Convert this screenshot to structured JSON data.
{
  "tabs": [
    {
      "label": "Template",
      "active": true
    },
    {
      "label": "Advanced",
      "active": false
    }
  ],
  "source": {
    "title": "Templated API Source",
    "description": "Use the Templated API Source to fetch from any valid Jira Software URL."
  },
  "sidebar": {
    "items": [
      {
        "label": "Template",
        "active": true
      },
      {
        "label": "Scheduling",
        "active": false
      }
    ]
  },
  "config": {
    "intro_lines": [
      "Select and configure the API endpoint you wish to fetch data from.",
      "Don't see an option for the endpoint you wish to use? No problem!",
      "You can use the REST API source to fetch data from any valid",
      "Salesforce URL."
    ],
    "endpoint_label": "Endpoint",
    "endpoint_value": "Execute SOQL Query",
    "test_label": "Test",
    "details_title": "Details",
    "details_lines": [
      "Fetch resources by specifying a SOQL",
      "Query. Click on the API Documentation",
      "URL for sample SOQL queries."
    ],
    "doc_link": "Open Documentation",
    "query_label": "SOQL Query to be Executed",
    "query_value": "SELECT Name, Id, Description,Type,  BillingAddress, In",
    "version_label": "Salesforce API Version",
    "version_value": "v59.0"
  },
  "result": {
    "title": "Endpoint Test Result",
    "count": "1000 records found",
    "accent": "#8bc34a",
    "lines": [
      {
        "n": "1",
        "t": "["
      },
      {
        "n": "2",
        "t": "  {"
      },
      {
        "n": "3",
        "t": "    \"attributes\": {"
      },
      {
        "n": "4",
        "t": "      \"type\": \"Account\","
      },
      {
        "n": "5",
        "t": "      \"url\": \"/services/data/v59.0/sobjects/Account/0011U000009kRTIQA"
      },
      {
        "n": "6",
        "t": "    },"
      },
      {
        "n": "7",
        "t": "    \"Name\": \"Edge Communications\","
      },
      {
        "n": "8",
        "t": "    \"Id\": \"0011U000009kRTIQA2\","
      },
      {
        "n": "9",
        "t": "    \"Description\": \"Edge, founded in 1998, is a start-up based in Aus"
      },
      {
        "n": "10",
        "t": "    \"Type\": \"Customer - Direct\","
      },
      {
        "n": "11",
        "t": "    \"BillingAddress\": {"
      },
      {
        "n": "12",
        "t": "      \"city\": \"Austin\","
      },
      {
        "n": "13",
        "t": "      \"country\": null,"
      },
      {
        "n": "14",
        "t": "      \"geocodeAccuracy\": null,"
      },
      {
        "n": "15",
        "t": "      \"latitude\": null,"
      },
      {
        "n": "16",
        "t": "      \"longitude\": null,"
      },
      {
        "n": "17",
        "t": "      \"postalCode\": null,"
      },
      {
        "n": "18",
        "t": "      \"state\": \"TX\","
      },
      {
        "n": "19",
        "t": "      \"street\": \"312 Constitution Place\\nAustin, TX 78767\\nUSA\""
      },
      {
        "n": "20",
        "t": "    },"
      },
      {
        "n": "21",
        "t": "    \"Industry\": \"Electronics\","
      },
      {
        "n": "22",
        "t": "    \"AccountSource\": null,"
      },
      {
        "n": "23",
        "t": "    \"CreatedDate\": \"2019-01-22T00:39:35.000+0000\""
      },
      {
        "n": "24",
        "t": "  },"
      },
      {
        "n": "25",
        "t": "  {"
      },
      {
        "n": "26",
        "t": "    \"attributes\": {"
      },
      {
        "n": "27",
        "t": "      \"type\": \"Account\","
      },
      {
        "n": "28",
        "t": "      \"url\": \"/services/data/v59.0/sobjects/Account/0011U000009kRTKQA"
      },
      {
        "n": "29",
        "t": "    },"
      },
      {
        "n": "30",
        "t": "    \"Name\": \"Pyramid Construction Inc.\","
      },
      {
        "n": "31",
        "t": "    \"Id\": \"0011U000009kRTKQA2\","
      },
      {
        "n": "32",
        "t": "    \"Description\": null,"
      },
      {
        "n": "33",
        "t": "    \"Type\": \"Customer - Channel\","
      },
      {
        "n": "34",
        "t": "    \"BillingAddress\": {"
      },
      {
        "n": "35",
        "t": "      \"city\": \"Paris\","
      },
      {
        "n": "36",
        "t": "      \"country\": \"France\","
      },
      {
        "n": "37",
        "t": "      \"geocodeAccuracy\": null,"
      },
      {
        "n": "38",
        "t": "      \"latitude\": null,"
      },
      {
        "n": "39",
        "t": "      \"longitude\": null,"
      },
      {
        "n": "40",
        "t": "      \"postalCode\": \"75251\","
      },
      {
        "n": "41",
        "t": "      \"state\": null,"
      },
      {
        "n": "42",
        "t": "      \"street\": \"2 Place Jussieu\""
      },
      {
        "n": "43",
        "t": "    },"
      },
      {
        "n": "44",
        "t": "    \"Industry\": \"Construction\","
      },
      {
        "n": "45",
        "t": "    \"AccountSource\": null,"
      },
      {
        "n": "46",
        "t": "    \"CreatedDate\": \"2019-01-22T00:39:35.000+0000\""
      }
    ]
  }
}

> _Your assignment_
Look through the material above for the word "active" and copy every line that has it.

> _Written response_
      "active": true
      "active": false
        "active": true
        "active": false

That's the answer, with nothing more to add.